  • “Do you have a book I remember reading once? It had a red cover and it turned out they were twins.”
  • “I may not be an explorer, or an adventurer, or a treasure-seeker, or a gunfighter! But I am proud of what I am! I… am a librarian.”
  • “Ook.”
Dis Why We Don’t Crush

When a librarian creates a small sign for the library’s outdoor garden space which matches the worm form with its resulting butterfly/moth, and explains to the summer reading groups a little bit about that whole “don’t hate on ugly ducklings” strategy.


Kudos to the Kennedy Library at California Polytechnic Unversity for their sweet Vine, showing off the rare book The Tunnel Calamity, by Edward Gorey.
What a rad way to show off the benefit and joy of a paper book while existing on the internet! High fives all around.


Oh, Those Clever Librarians and Their #Bookface

Bookface involves strategically lining up your face or another body part alongside a book cover that features a matching body part so that there appears a melding of life and art. Librarians and other book lovers post these photos weekly on visual apps like Instagram, using the caption #BookfaceFriday. The minitrend is giving a boost to the digital presence of institutions that are, by definition, purveyors of analog information.



Books Build Children

Created earlier this year by Dentsu Tokyo for the Yokohama City Board of Education, the “Books to build children” ad campaign hopes to recruit librarians to work in elementary school libraries.

Funny how we have to fight tooth and nail to keep our elementary school libraries open while other countries are actually in need of, and desire, real-life school librarians to help spread the joy of reading.

Previously on Book Patrol:
Latest study confirms that school libraries positively impact student test scores
After helping the Ferguson Public Library we need to go to Philadelphia

New Batgirl Hits the Library Via ALA

For many years the American Library Association has materials featuring DC Superheroes such as Batman and Wonder Woman reading books. And one superhero who was actually a librarian.

The ALA has once again turned to Batgirl for swag with a new poster.

Barbara Gordon is in the current continuity no longer a librarian but she does wear some kick ass yellow Doc Martens.

There’s other new posters including Wonder Woman and Lil Gotham

And look there’s Barbara Gordon as Oracle, still a librarian, on the lower right! 

(h/t) @amyziegfeld

With a world of information at our fingertips — virtually anytime, anywhere — do we still need physical book-and-mortar libraries?

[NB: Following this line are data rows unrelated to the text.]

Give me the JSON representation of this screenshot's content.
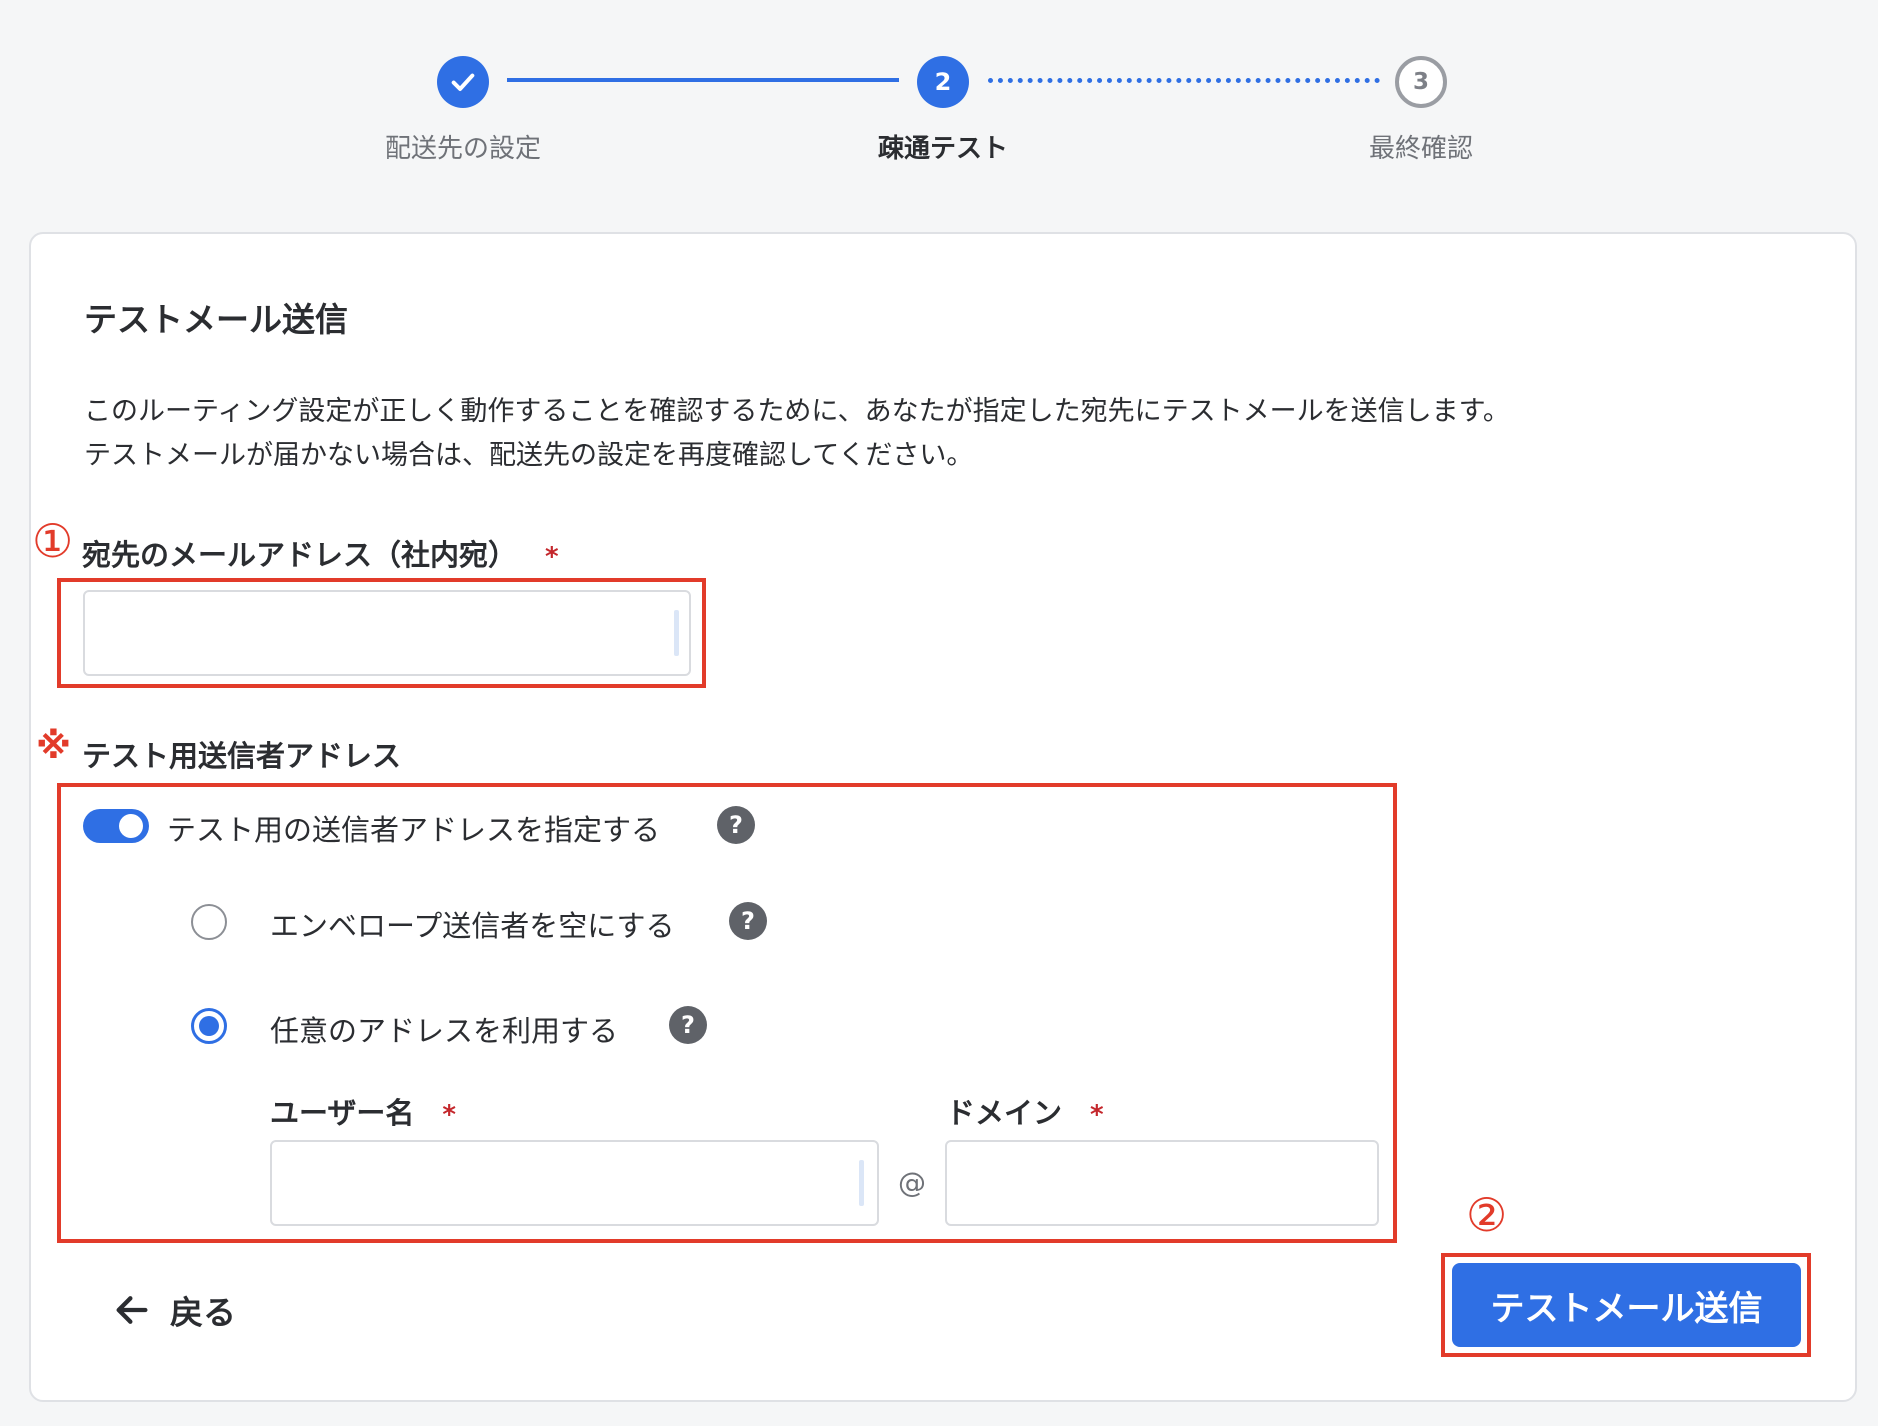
{
  "stepper": {
    "steps": [
      {
        "label": "配送先の設定",
        "state": "done"
      },
      {
        "label": "疎通テスト",
        "number": "2",
        "state": "current"
      },
      {
        "label": "最終確認",
        "number": "3",
        "state": "todo"
      }
    ]
  },
  "form": {
    "section_title": "テストメール送信",
    "description_line1": "このルーティング設定が正しく動作することを確認するために、あなたが指定した宛先にテストメールを送信します。",
    "description_line2": "テストメールが届かない場合は、配送先の設定を再度確認してください。",
    "recipient": {
      "label": "宛先のメールアドレス（社内宛）",
      "required_mark": "*",
      "value": "",
      "annotation": "①"
    },
    "sender": {
      "annotation": "※",
      "label": "テスト用送信者アドレス",
      "toggle_label": "テスト用の送信者アドレスを指定する",
      "toggle_on": true,
      "options": [
        {
          "label": "エンベロープ送信者を空にする",
          "selected": false
        },
        {
          "label": "任意のアドレスを利用する",
          "selected": true
        }
      ],
      "username_label": "ユーザー名",
      "domain_label": "ドメイン",
      "required_mark": "*",
      "username_value": "",
      "domain_value": "",
      "at_symbol": "@"
    },
    "help_symbol": "?"
  },
  "footer": {
    "back_label": "戻る",
    "submit_label": "テストメール送信",
    "submit_annotation": "②"
  },
  "colors": {
    "accent": "#2f6fe4",
    "annotation_red": "#e23b2a",
    "required_red": "#c4272c"
  }
}
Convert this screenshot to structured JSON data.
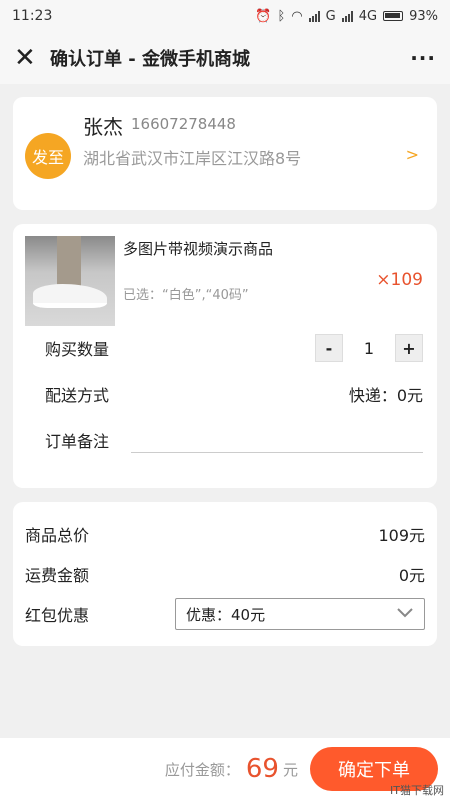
{
  "status": {
    "time": "11:23",
    "network": "G",
    "network2": "4G",
    "battery": "93%"
  },
  "header": {
    "title": "确认订单 - 金微手机商城"
  },
  "address": {
    "badge": "发至",
    "name": "张杰",
    "phone": "16607278448",
    "line": "湖北省武汉市江岸区江汉路8号",
    "chevron": ">"
  },
  "goods": {
    "name": "多图片带视频演示商品",
    "options": "已选：“白色”,“40码”",
    "qty": "×109"
  },
  "quantity": {
    "label": "购买数量",
    "minus": "-",
    "value": "1",
    "plus": "+"
  },
  "delivery": {
    "label": "配送方式",
    "value": "快递：0元"
  },
  "note": {
    "label": "订单备注",
    "placeholder": ""
  },
  "summary": {
    "total_label": "商品总价",
    "total_value": "109元",
    "shipping_label": "运费金额",
    "shipping_value": "0元",
    "coupon_label": "红包优惠",
    "coupon_value": "优惠：40元"
  },
  "footer": {
    "pay_label": "应付金额：",
    "pay_value": "69",
    "pay_unit": "元",
    "submit_label": "确定下单"
  },
  "watermark": "IT猫下载网",
  "colors": {
    "accent": "#ff5a2c",
    "badge": "#f5a623",
    "price": "#e8532e"
  }
}
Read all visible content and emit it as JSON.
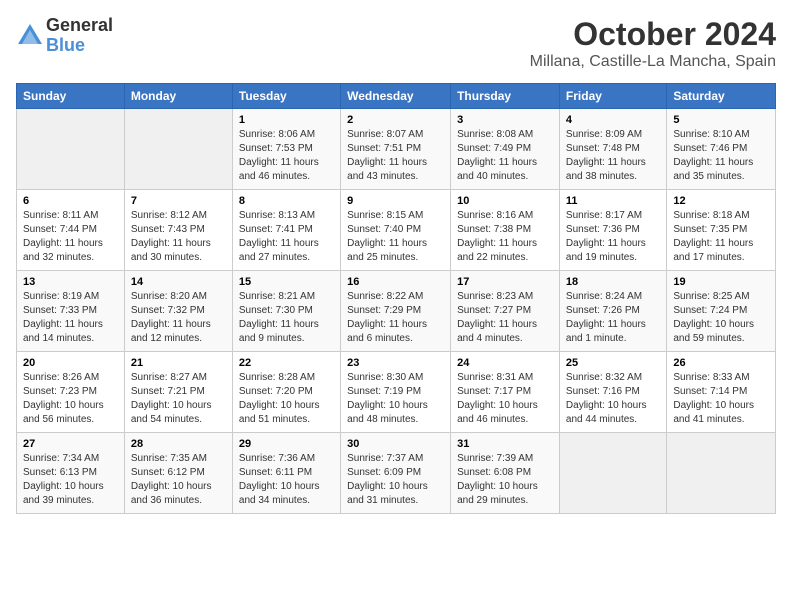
{
  "logo": {
    "general": "General",
    "blue": "Blue"
  },
  "header": {
    "month": "October 2024",
    "location": "Millana, Castille-La Mancha, Spain"
  },
  "weekdays": [
    "Sunday",
    "Monday",
    "Tuesday",
    "Wednesday",
    "Thursday",
    "Friday",
    "Saturday"
  ],
  "weeks": [
    [
      {
        "day": "",
        "empty": true
      },
      {
        "day": "",
        "empty": true
      },
      {
        "day": "1",
        "sunrise": "Sunrise: 8:06 AM",
        "sunset": "Sunset: 7:53 PM",
        "daylight": "Daylight: 11 hours and 46 minutes."
      },
      {
        "day": "2",
        "sunrise": "Sunrise: 8:07 AM",
        "sunset": "Sunset: 7:51 PM",
        "daylight": "Daylight: 11 hours and 43 minutes."
      },
      {
        "day": "3",
        "sunrise": "Sunrise: 8:08 AM",
        "sunset": "Sunset: 7:49 PM",
        "daylight": "Daylight: 11 hours and 40 minutes."
      },
      {
        "day": "4",
        "sunrise": "Sunrise: 8:09 AM",
        "sunset": "Sunset: 7:48 PM",
        "daylight": "Daylight: 11 hours and 38 minutes."
      },
      {
        "day": "5",
        "sunrise": "Sunrise: 8:10 AM",
        "sunset": "Sunset: 7:46 PM",
        "daylight": "Daylight: 11 hours and 35 minutes."
      }
    ],
    [
      {
        "day": "6",
        "sunrise": "Sunrise: 8:11 AM",
        "sunset": "Sunset: 7:44 PM",
        "daylight": "Daylight: 11 hours and 32 minutes."
      },
      {
        "day": "7",
        "sunrise": "Sunrise: 8:12 AM",
        "sunset": "Sunset: 7:43 PM",
        "daylight": "Daylight: 11 hours and 30 minutes."
      },
      {
        "day": "8",
        "sunrise": "Sunrise: 8:13 AM",
        "sunset": "Sunset: 7:41 PM",
        "daylight": "Daylight: 11 hours and 27 minutes."
      },
      {
        "day": "9",
        "sunrise": "Sunrise: 8:15 AM",
        "sunset": "Sunset: 7:40 PM",
        "daylight": "Daylight: 11 hours and 25 minutes."
      },
      {
        "day": "10",
        "sunrise": "Sunrise: 8:16 AM",
        "sunset": "Sunset: 7:38 PM",
        "daylight": "Daylight: 11 hours and 22 minutes."
      },
      {
        "day": "11",
        "sunrise": "Sunrise: 8:17 AM",
        "sunset": "Sunset: 7:36 PM",
        "daylight": "Daylight: 11 hours and 19 minutes."
      },
      {
        "day": "12",
        "sunrise": "Sunrise: 8:18 AM",
        "sunset": "Sunset: 7:35 PM",
        "daylight": "Daylight: 11 hours and 17 minutes."
      }
    ],
    [
      {
        "day": "13",
        "sunrise": "Sunrise: 8:19 AM",
        "sunset": "Sunset: 7:33 PM",
        "daylight": "Daylight: 11 hours and 14 minutes."
      },
      {
        "day": "14",
        "sunrise": "Sunrise: 8:20 AM",
        "sunset": "Sunset: 7:32 PM",
        "daylight": "Daylight: 11 hours and 12 minutes."
      },
      {
        "day": "15",
        "sunrise": "Sunrise: 8:21 AM",
        "sunset": "Sunset: 7:30 PM",
        "daylight": "Daylight: 11 hours and 9 minutes."
      },
      {
        "day": "16",
        "sunrise": "Sunrise: 8:22 AM",
        "sunset": "Sunset: 7:29 PM",
        "daylight": "Daylight: 11 hours and 6 minutes."
      },
      {
        "day": "17",
        "sunrise": "Sunrise: 8:23 AM",
        "sunset": "Sunset: 7:27 PM",
        "daylight": "Daylight: 11 hours and 4 minutes."
      },
      {
        "day": "18",
        "sunrise": "Sunrise: 8:24 AM",
        "sunset": "Sunset: 7:26 PM",
        "daylight": "Daylight: 11 hours and 1 minute."
      },
      {
        "day": "19",
        "sunrise": "Sunrise: 8:25 AM",
        "sunset": "Sunset: 7:24 PM",
        "daylight": "Daylight: 10 hours and 59 minutes."
      }
    ],
    [
      {
        "day": "20",
        "sunrise": "Sunrise: 8:26 AM",
        "sunset": "Sunset: 7:23 PM",
        "daylight": "Daylight: 10 hours and 56 minutes."
      },
      {
        "day": "21",
        "sunrise": "Sunrise: 8:27 AM",
        "sunset": "Sunset: 7:21 PM",
        "daylight": "Daylight: 10 hours and 54 minutes."
      },
      {
        "day": "22",
        "sunrise": "Sunrise: 8:28 AM",
        "sunset": "Sunset: 7:20 PM",
        "daylight": "Daylight: 10 hours and 51 minutes."
      },
      {
        "day": "23",
        "sunrise": "Sunrise: 8:30 AM",
        "sunset": "Sunset: 7:19 PM",
        "daylight": "Daylight: 10 hours and 48 minutes."
      },
      {
        "day": "24",
        "sunrise": "Sunrise: 8:31 AM",
        "sunset": "Sunset: 7:17 PM",
        "daylight": "Daylight: 10 hours and 46 minutes."
      },
      {
        "day": "25",
        "sunrise": "Sunrise: 8:32 AM",
        "sunset": "Sunset: 7:16 PM",
        "daylight": "Daylight: 10 hours and 44 minutes."
      },
      {
        "day": "26",
        "sunrise": "Sunrise: 8:33 AM",
        "sunset": "Sunset: 7:14 PM",
        "daylight": "Daylight: 10 hours and 41 minutes."
      }
    ],
    [
      {
        "day": "27",
        "sunrise": "Sunrise: 7:34 AM",
        "sunset": "Sunset: 6:13 PM",
        "daylight": "Daylight: 10 hours and 39 minutes."
      },
      {
        "day": "28",
        "sunrise": "Sunrise: 7:35 AM",
        "sunset": "Sunset: 6:12 PM",
        "daylight": "Daylight: 10 hours and 36 minutes."
      },
      {
        "day": "29",
        "sunrise": "Sunrise: 7:36 AM",
        "sunset": "Sunset: 6:11 PM",
        "daylight": "Daylight: 10 hours and 34 minutes."
      },
      {
        "day": "30",
        "sunrise": "Sunrise: 7:37 AM",
        "sunset": "Sunset: 6:09 PM",
        "daylight": "Daylight: 10 hours and 31 minutes."
      },
      {
        "day": "31",
        "sunrise": "Sunrise: 7:39 AM",
        "sunset": "Sunset: 6:08 PM",
        "daylight": "Daylight: 10 hours and 29 minutes."
      },
      {
        "day": "",
        "empty": true
      },
      {
        "day": "",
        "empty": true
      }
    ]
  ]
}
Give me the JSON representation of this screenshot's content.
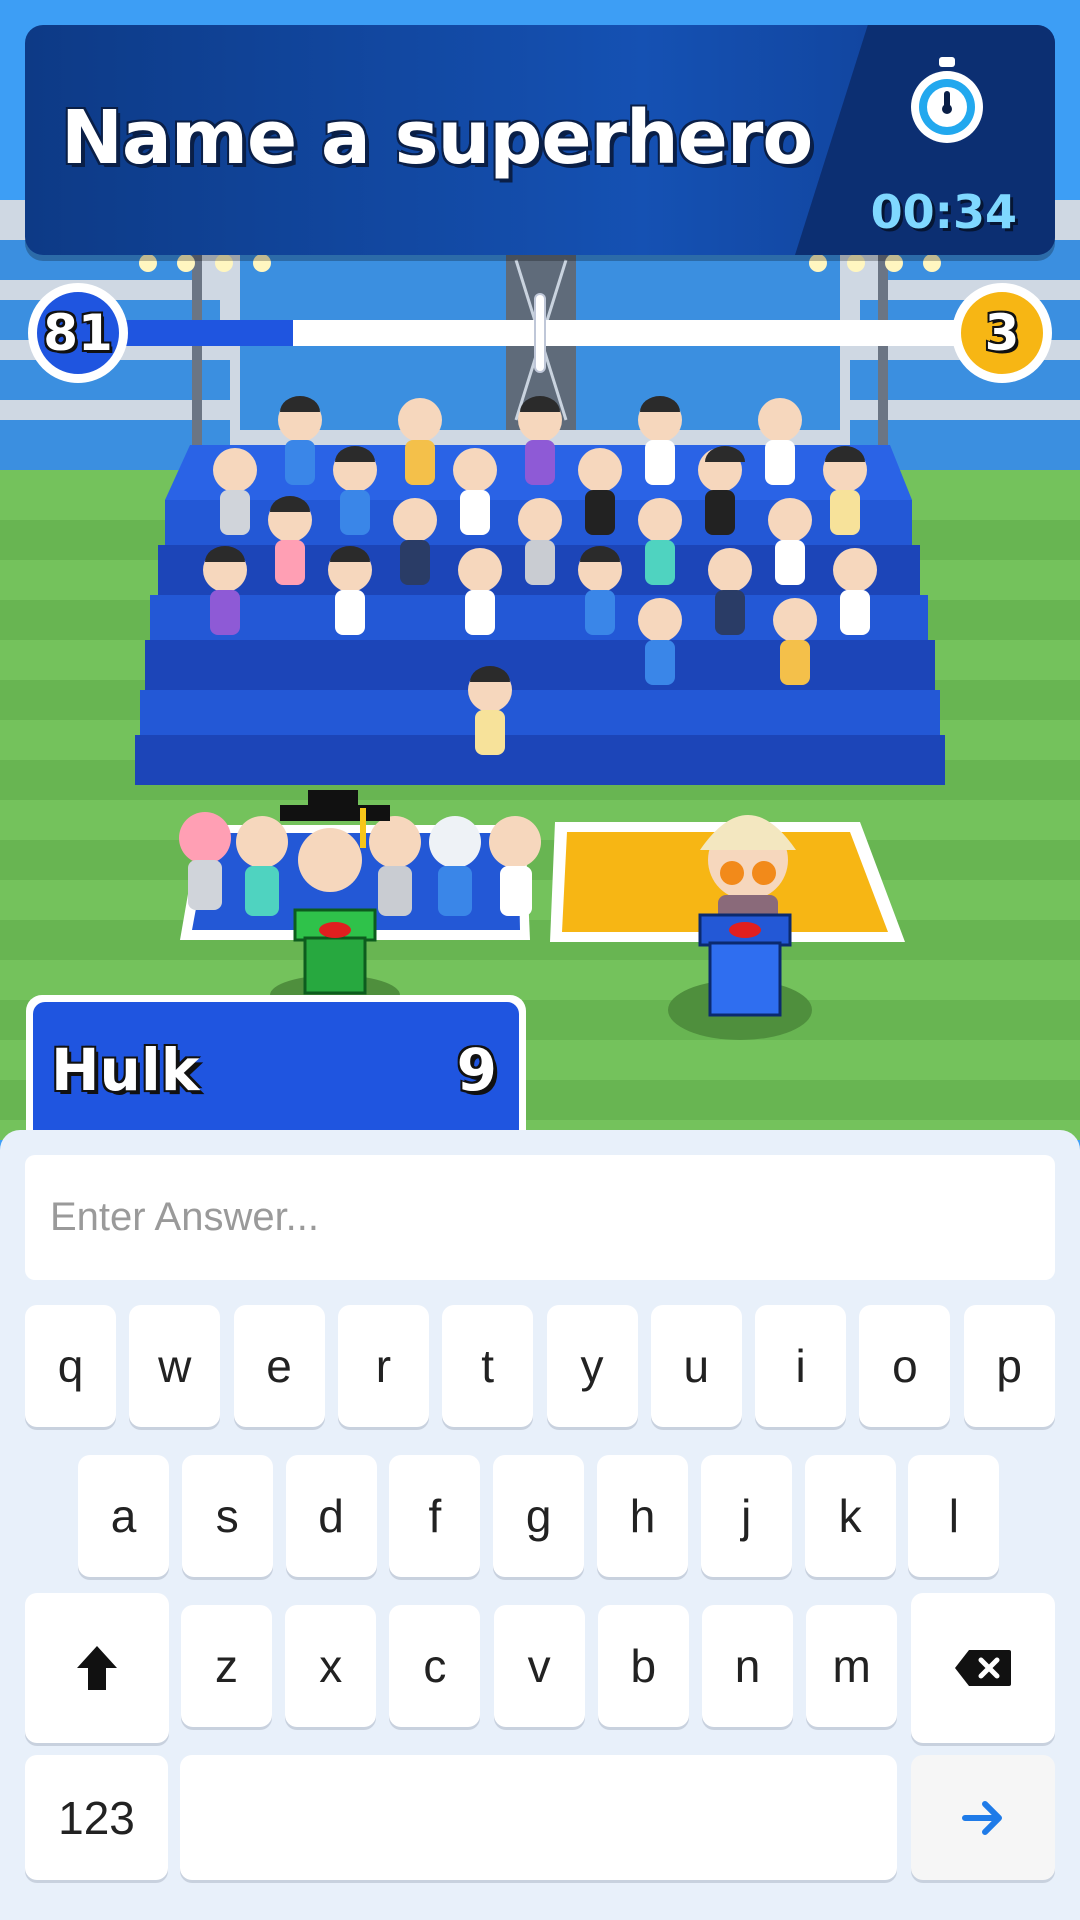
{
  "question": {
    "text": "Name a superhero",
    "timer": "00:34",
    "timer_icon": "stopwatch-icon"
  },
  "tug": {
    "left_score": "81",
    "right_score": "3",
    "left_color": "#1f55e0",
    "right_color": "#f7b614",
    "left_fill": 0.21,
    "right_fill": 0.01
  },
  "answer": {
    "text": "Hulk",
    "count": "9"
  },
  "input": {
    "placeholder": "Enter Answer...",
    "value": ""
  },
  "keyboard": {
    "row1": [
      "q",
      "w",
      "e",
      "r",
      "t",
      "y",
      "u",
      "i",
      "o",
      "p"
    ],
    "row2": [
      "a",
      "s",
      "d",
      "f",
      "g",
      "h",
      "j",
      "k",
      "l"
    ],
    "row3": [
      "z",
      "x",
      "c",
      "v",
      "b",
      "n",
      "m"
    ],
    "shift_icon": "shift-arrow-icon",
    "backspace_icon": "backspace-icon",
    "numbers_label": "123",
    "enter_icon": "arrow-right-icon"
  },
  "colors": {
    "sky": "#3d9ef5",
    "grass": "#74c25c",
    "bleacher": "#2358d6",
    "yellow_pad": "#f7b614"
  }
}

Here’s one librarian’s answer:

“Public libraries are arguably more important today than ever before. Their mission is still the same — to provide free access to information to all people. The way people access information has changed, but they still need the information to succeed, and libraries are providing that.”

- Tony Marx, president of the New York Public Library

Do We Really Need Libraries?

Image: Researchers at the constructed-by-Carnegie 135th Street branch of the New York Public Library, 1938. (New York Public Library)

Ask yourself if your community can see itself reflected in your library. And if you don’t work in a particularly diverse community, you should still feature a wide range of books. Especially in places where kids don’t often have the chance to meet and interact with children who are different from them, books can offer a special opportunity to expose children to cultures and lives that are different from their own.
—  Abby Johnson, children’s services/outreach manager at New Albany–Floyd County (Ind.) Public Library, in her article Diversity on My Mind